Work order
Restate each record word for word, omitting whatever pictures it holds.

Input records

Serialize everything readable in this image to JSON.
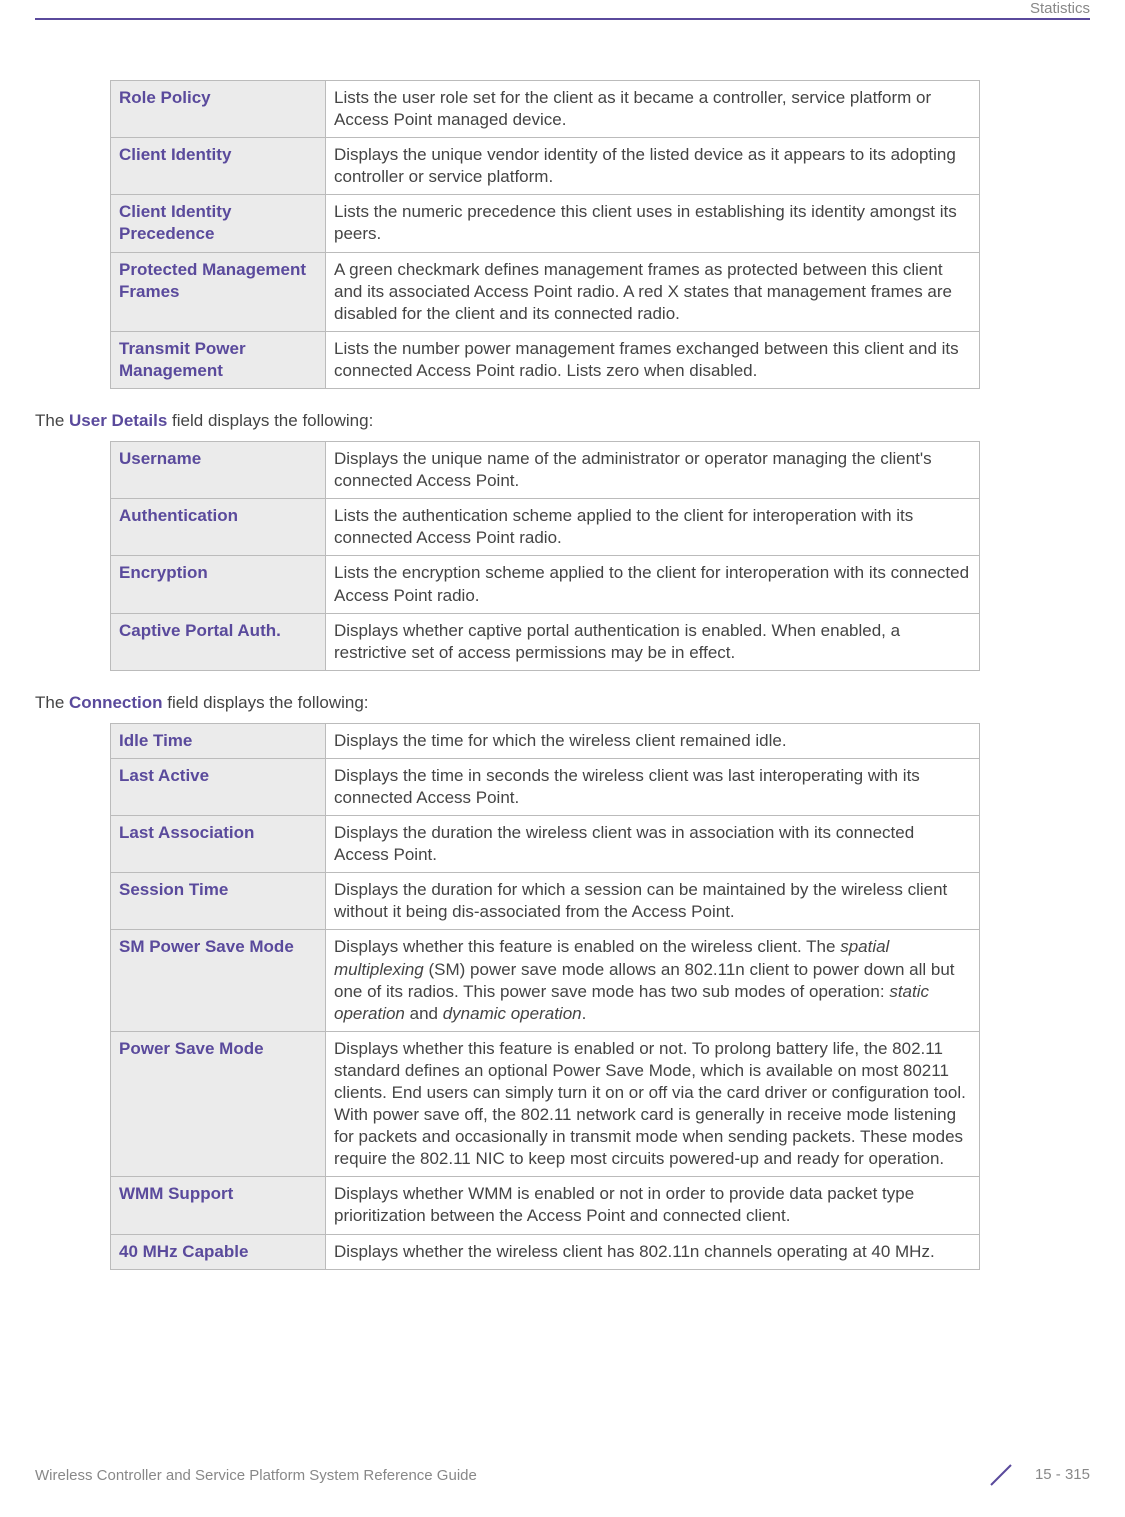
{
  "header": {
    "label": "Statistics"
  },
  "footer": {
    "left": "Wireless Controller and Service Platform System Reference Guide",
    "right": "15 - 315"
  },
  "table1": {
    "rows": [
      {
        "term": "Role Policy",
        "desc": "Lists the user role set for the client as it became a controller, service platform or Access Point managed device."
      },
      {
        "term": "Client Identity",
        "desc": "Displays the unique vendor identity of the listed device as it appears to its adopting controller or service platform."
      },
      {
        "term": "Client Identity Precedence",
        "desc": "Lists the numeric precedence this client uses in establishing its identity amongst its peers."
      },
      {
        "term": "Protected Management Frames",
        "desc": "A green checkmark defines management frames as protected between this client and its associated Access Point radio. A red X states that management frames are disabled for the client and its connected radio."
      },
      {
        "term": "Transmit Power Management",
        "desc": "Lists the number power management frames exchanged between this client and its connected Access Point radio. Lists zero when disabled."
      }
    ]
  },
  "section1": {
    "prefix": "The ",
    "bold": "User Details",
    "suffix": " field displays the following:"
  },
  "table2": {
    "rows": [
      {
        "term": "Username",
        "desc": "Displays the unique name of the administrator or operator managing the client's connected Access Point."
      },
      {
        "term": "Authentication",
        "desc": "Lists the authentication scheme applied to the client for interoperation with its connected Access Point radio."
      },
      {
        "term": "Encryption",
        "desc": "Lists the encryption scheme applied to the client for interoperation with its connected Access Point radio."
      },
      {
        "term": "Captive Portal Auth.",
        "desc": "Displays whether captive portal authentication is enabled. When enabled, a restrictive set of access permissions may be in effect."
      }
    ]
  },
  "section2": {
    "prefix": "The ",
    "bold": "Connection",
    "suffix": " field displays the following:"
  },
  "table3": {
    "rows": [
      {
        "term": "Idle Time",
        "desc": "Displays the time for which the wireless client remained idle."
      },
      {
        "term": "Last Active",
        "desc": "Displays the time in seconds the wireless client was last interoperating with its connected Access Point."
      },
      {
        "term": "Last Association",
        "desc": "Displays the duration the wireless client was in association with its connected Access Point."
      },
      {
        "term": "Session Time",
        "desc": "Displays the duration for which a session can be maintained by the wireless client without it being dis-associated from the Access Point."
      },
      {
        "term": "SM Power Save Mode",
        "desc_html": "Displays whether this feature is enabled on the wireless client. The <span class=\"italic\">spatial multiplexing</span> (SM) power save mode allows an 802.11n client to power down all but one of its radios. This power save mode has two sub modes of operation: <span class=\"italic\">static operation</span> and <span class=\"italic\">dynamic operation</span>."
      },
      {
        "term": "Power Save Mode",
        "desc": "Displays whether this feature is enabled or not. To prolong battery life, the 802.11 standard defines an optional Power Save Mode, which is available on most 80211 clients. End users can simply turn it on or off via the card driver or configuration tool. With power save off, the 802.11 network card is generally in receive mode listening for packets and occasionally in transmit mode when sending packets. These modes require the 802.11 NIC to keep most circuits powered-up and ready for operation."
      },
      {
        "term": "WMM Support",
        "desc": "Displays whether WMM is enabled or not in order to provide data packet type prioritization between the Access Point and connected client."
      },
      {
        "term": "40 MHz Capable",
        "desc": "Displays whether the wireless client has 802.11n channels operating at 40 MHz."
      }
    ]
  }
}
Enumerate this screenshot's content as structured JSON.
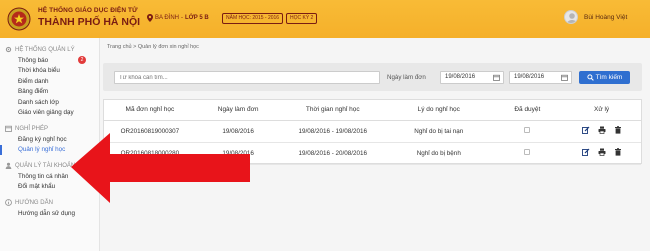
{
  "header": {
    "brand_line1": "HỆ THỐNG GIÁO DỤC ĐIỆN TỬ",
    "brand_line2": "THÀNH PHỐ HÀ NỘI",
    "location_district": "BA ĐÌNH",
    "location_class": "LỚP 5 B",
    "school_year": "NĂM HỌC: 2015 - 2016",
    "term": "HỌC KỲ 2",
    "username": "Bùi Hoàng Việt"
  },
  "sidebar": {
    "sections": [
      {
        "title": "HỆ THỐNG QUẢN LÝ",
        "items": [
          {
            "label": "Thông báo",
            "badge": "2"
          },
          {
            "label": "Thời khóa biểu"
          },
          {
            "label": "Điểm danh"
          },
          {
            "label": "Bảng điểm"
          },
          {
            "label": "Danh sách lớp"
          },
          {
            "label": "Giáo viên giảng dạy"
          }
        ]
      },
      {
        "title": "NGHỈ PHÉP",
        "items": [
          {
            "label": "Đăng ký nghỉ học"
          },
          {
            "label": "Quản lý nghỉ học"
          }
        ]
      },
      {
        "title": "QUẢN LÝ TÀI KHOẢN",
        "items": [
          {
            "label": "Thông tin cá nhân"
          },
          {
            "label": "Đổi mật khẩu"
          }
        ]
      },
      {
        "title": "HƯỚNG DẪN",
        "items": [
          {
            "label": "Hướng dẫn sử dụng"
          }
        ]
      }
    ]
  },
  "breadcrumb": {
    "home": "Trang chủ",
    "sep": ">",
    "current": "Quản lý đơn xin nghỉ học"
  },
  "filter": {
    "keyword_placeholder": "Từ khóa cần tìm...",
    "date_label": "Ngày làm đơn",
    "date_from": "19/08/2016",
    "date_to": "19/08/2016",
    "search_label": "Tìm kiếm"
  },
  "table": {
    "headers": [
      "Mã đơn nghỉ học",
      "Ngày làm đơn",
      "Thời gian nghỉ học",
      "Lý do nghỉ học",
      "Đã duyệt",
      "Xử lý"
    ],
    "rows": [
      {
        "code": "OR20160819000307",
        "date": "19/08/2016",
        "period": "19/08/2016 - 19/08/2016",
        "reason": "Nghỉ do bị tai nạn"
      },
      {
        "code": "OR20160818000280",
        "date": "19/08/2016",
        "period": "19/08/2016 - 20/08/2016",
        "reason": "Nghỉ do bị bệnh"
      }
    ]
  },
  "colors": {
    "header_bg": "#f7b733",
    "brand_text": "#7a1c12",
    "primary_blue": "#2f6fd0",
    "arrow_red": "#e8141a"
  },
  "icons": [
    "logo-emblem",
    "location-pin-icon",
    "user-avatar",
    "calendar-icon",
    "search-icon",
    "edit-icon",
    "print-icon",
    "trash-icon",
    "gear-icon",
    "calendar-section-icon",
    "user-section-icon",
    "info-icon",
    "red-arrow"
  ]
}
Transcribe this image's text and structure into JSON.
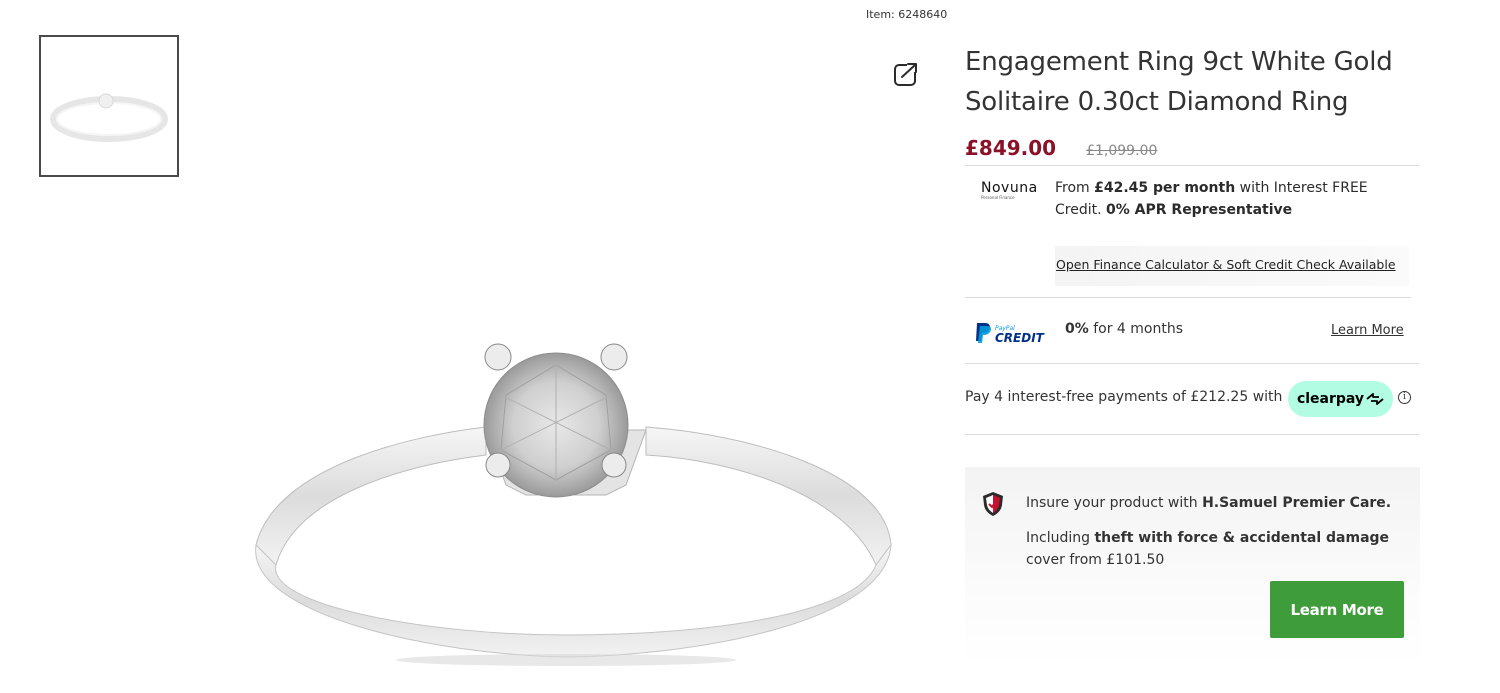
{
  "product": {
    "item_number": "Item: 6248640",
    "title": "Engagement Ring 9ct White Gold Solitaire 0.30ct Diamond Ring",
    "price_now": "£849.00",
    "price_was": "£1,099.00"
  },
  "icons": {
    "share": "share-icon",
    "shield": "shield-icon",
    "info": "info-icon"
  },
  "finance": {
    "logo_name": "Novuna",
    "logo_sub": "Personal Finance",
    "from": "From ",
    "monthly": "£42.45 per month",
    "with": " with Interest FREE Credit. ",
    "apr": "0% APR Representative",
    "calculator_link": "Open Finance Calculator & Soft Credit Check Available"
  },
  "paypal": {
    "logo_top": "PayPal",
    "logo_bottom": "CREDIT",
    "rate": "0%",
    "rate_text": " for 4 months",
    "learn_more": "Learn More"
  },
  "clearpay": {
    "text": "Pay 4 interest-free payments of £212.25 with",
    "badge": "clearpay",
    "info_glyph": "i"
  },
  "care": {
    "title_prefix": "Insure your product with ",
    "title_brand": "H.Samuel Premier Care.",
    "desc_prefix": "Including ",
    "desc_bold": "theft with force & accidental damage",
    "desc_suffix": " cover from £101.50",
    "button": "Learn More"
  },
  "colors": {
    "price": "#8a1127",
    "clearpay_badge": "#b2fce4",
    "care_button": "#3f9c3a"
  }
}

Written response
Serialize everything readable in this image to JSON.
{
  "header": {
    "label": "Statistics"
  },
  "footer": {
    "left": "Wireless Controller and Service Platform System Reference Guide",
    "right": "15 - 315"
  },
  "table1": {
    "rows": [
      {
        "term": "Role Policy",
        "desc": "Lists the user role set for the client as it became a controller, service platform or Access Point managed device."
      },
      {
        "term": "Client Identity",
        "desc": "Displays the unique vendor identity of the listed device as it appears to its adopting controller or service platform."
      },
      {
        "term": "Client Identity Precedence",
        "desc": "Lists the numeric precedence this client uses in establishing its identity amongst its peers."
      },
      {
        "term": "Protected Management Frames",
        "desc": "A green checkmark defines management frames as protected between this client and its associated Access Point radio. A red X states that management frames are disabled for the client and its connected radio."
      },
      {
        "term": "Transmit Power Management",
        "desc": "Lists the number power management frames exchanged between this client and its connected Access Point radio. Lists zero when disabled."
      }
    ]
  },
  "section1": {
    "prefix": "The ",
    "bold": "User Details",
    "suffix": " field displays the following:"
  },
  "table2": {
    "rows": [
      {
        "term": "Username",
        "desc": "Displays the unique name of the administrator or operator managing the client's connected Access Point."
      },
      {
        "term": "Authentication",
        "desc": "Lists the authentication scheme applied to the client for interoperation with its connected Access Point radio."
      },
      {
        "term": "Encryption",
        "desc": "Lists the encryption scheme applied to the client for interoperation with its connected Access Point radio."
      },
      {
        "term": "Captive Portal Auth.",
        "desc": "Displays whether captive portal authentication is enabled. When enabled, a restrictive set of access permissions may be in effect."
      }
    ]
  },
  "section2": {
    "prefix": "The ",
    "bold": "Connection",
    "suffix": " field displays the following:"
  },
  "table3": {
    "rows": [
      {
        "term": "Idle Time",
        "desc": "Displays the time for which the wireless client remained idle."
      },
      {
        "term": "Last Active",
        "desc": "Displays the time in seconds the wireless client was last interoperating with its connected Access Point."
      },
      {
        "term": "Last Association",
        "desc": "Displays the duration the wireless client was in association with its connected Access Point."
      },
      {
        "term": "Session Time",
        "desc": "Displays the duration for which a session can be maintained by the wireless client without it being dis-associated from the Access Point."
      },
      {
        "term": "SM Power Save Mode",
        "desc_html": "Displays whether this feature is enabled on the wireless client. The <span class=\"italic\">spatial multiplexing</span> (SM) power save mode allows an 802.11n client to power down all but one of its radios. This power save mode has two sub modes of operation: <span class=\"italic\">static operation</span> and <span class=\"italic\">dynamic operation</span>."
      },
      {
        "term": "Power Save Mode",
        "desc": "Displays whether this feature is enabled or not. To prolong battery life, the 802.11 standard defines an optional Power Save Mode, which is available on most 80211 clients. End users can simply turn it on or off via the card driver or configuration tool. With power save off, the 802.11 network card is generally in receive mode listening for packets and occasionally in transmit mode when sending packets. These modes require the 802.11 NIC to keep most circuits powered-up and ready for operation."
      },
      {
        "term": "WMM Support",
        "desc": "Displays whether WMM is enabled or not in order to provide data packet type prioritization between the Access Point and connected client."
      },
      {
        "term": "40 MHz Capable",
        "desc": "Displays whether the wireless client has 802.11n channels operating at 40 MHz."
      }
    ]
  }
}
Enumerate this screenshot's content as structured JSON.
{
  "header": {
    "brand_line1": "HỆ THỐNG GIÁO DỤC ĐIỆN TỬ",
    "brand_line2": "THÀNH PHỐ HÀ NỘI",
    "location_district": "BA ĐÌNH",
    "location_class": "LỚP 5 B",
    "school_year": "NĂM HỌC: 2015 - 2016",
    "term": "HỌC KỲ 2",
    "username": "Bùi Hoàng Việt"
  },
  "sidebar": {
    "sections": [
      {
        "title": "HỆ THỐNG QUẢN LÝ",
        "items": [
          {
            "label": "Thông báo",
            "badge": "2"
          },
          {
            "label": "Thời khóa biểu"
          },
          {
            "label": "Điểm danh"
          },
          {
            "label": "Bảng điểm"
          },
          {
            "label": "Danh sách lớp"
          },
          {
            "label": "Giáo viên giảng dạy"
          }
        ]
      },
      {
        "title": "NGHỈ PHÉP",
        "items": [
          {
            "label": "Đăng ký nghỉ học"
          },
          {
            "label": "Quản lý nghỉ học"
          }
        ]
      },
      {
        "title": "QUẢN LÝ TÀI KHOẢN",
        "items": [
          {
            "label": "Thông tin cá nhân"
          },
          {
            "label": "Đổi mật khẩu"
          }
        ]
      },
      {
        "title": "HƯỚNG DẪN",
        "items": [
          {
            "label": "Hướng dẫn sử dụng"
          }
        ]
      }
    ]
  },
  "breadcrumb": {
    "home": "Trang chủ",
    "sep": ">",
    "current": "Quản lý đơn xin nghỉ học"
  },
  "filter": {
    "keyword_placeholder": "Từ khóa cần tìm...",
    "date_label": "Ngày làm đơn",
    "date_from": "19/08/2016",
    "date_to": "19/08/2016",
    "search_label": "Tìm kiếm"
  },
  "table": {
    "headers": [
      "Mã đơn nghỉ học",
      "Ngày làm đơn",
      "Thời gian nghỉ học",
      "Lý do nghỉ học",
      "Đã duyệt",
      "Xử lý"
    ],
    "rows": [
      {
        "code": "OR20160819000307",
        "date": "19/08/2016",
        "period": "19/08/2016 - 19/08/2016",
        "reason": "Nghỉ do bị tai nạn"
      },
      {
        "code": "OR20160818000280",
        "date": "19/08/2016",
        "period": "19/08/2016 - 20/08/2016",
        "reason": "Nghỉ do bị bệnh"
      }
    ]
  },
  "colors": {
    "header_bg": "#f7b733",
    "brand_text": "#7a1c12",
    "primary_blue": "#2f6fd0",
    "arrow_red": "#e8141a"
  },
  "icons": [
    "logo-emblem",
    "location-pin-icon",
    "user-avatar",
    "calendar-icon",
    "search-icon",
    "edit-icon",
    "print-icon",
    "trash-icon",
    "gear-icon",
    "calendar-section-icon",
    "user-section-icon",
    "info-icon",
    "red-arrow"
  ]
}
Transcribe this image's text and structure into JSON.
{
  "product": {
    "item_number": "Item: 6248640",
    "title": "Engagement Ring 9ct White Gold Solitaire 0.30ct Diamond Ring",
    "price_now": "£849.00",
    "price_was": "£1,099.00"
  },
  "icons": {
    "share": "share-icon",
    "shield": "shield-icon",
    "info": "info-icon"
  },
  "finance": {
    "logo_name": "Novuna",
    "logo_sub": "Personal Finance",
    "from": "From ",
    "monthly": "£42.45 per month",
    "with": " with Interest FREE Credit. ",
    "apr": "0% APR Representative",
    "calculator_link": "Open Finance Calculator & Soft Credit Check Available"
  },
  "paypal": {
    "logo_top": "PayPal",
    "logo_bottom": "CREDIT",
    "rate": "0%",
    "rate_text": " for 4 months",
    "learn_more": "Learn More"
  },
  "clearpay": {
    "text": "Pay 4 interest-free payments of £212.25 with",
    "badge": "clearpay",
    "info_glyph": "i"
  },
  "care": {
    "title_prefix": "Insure your product with ",
    "title_brand": "H.Samuel Premier Care.",
    "desc_prefix": "Including ",
    "desc_bold": "theft with force & accidental damage",
    "desc_suffix": " cover from £101.50",
    "button": "Learn More"
  },
  "colors": {
    "price": "#8a1127",
    "clearpay_badge": "#b2fce4",
    "care_button": "#3f9c3a"
  }
}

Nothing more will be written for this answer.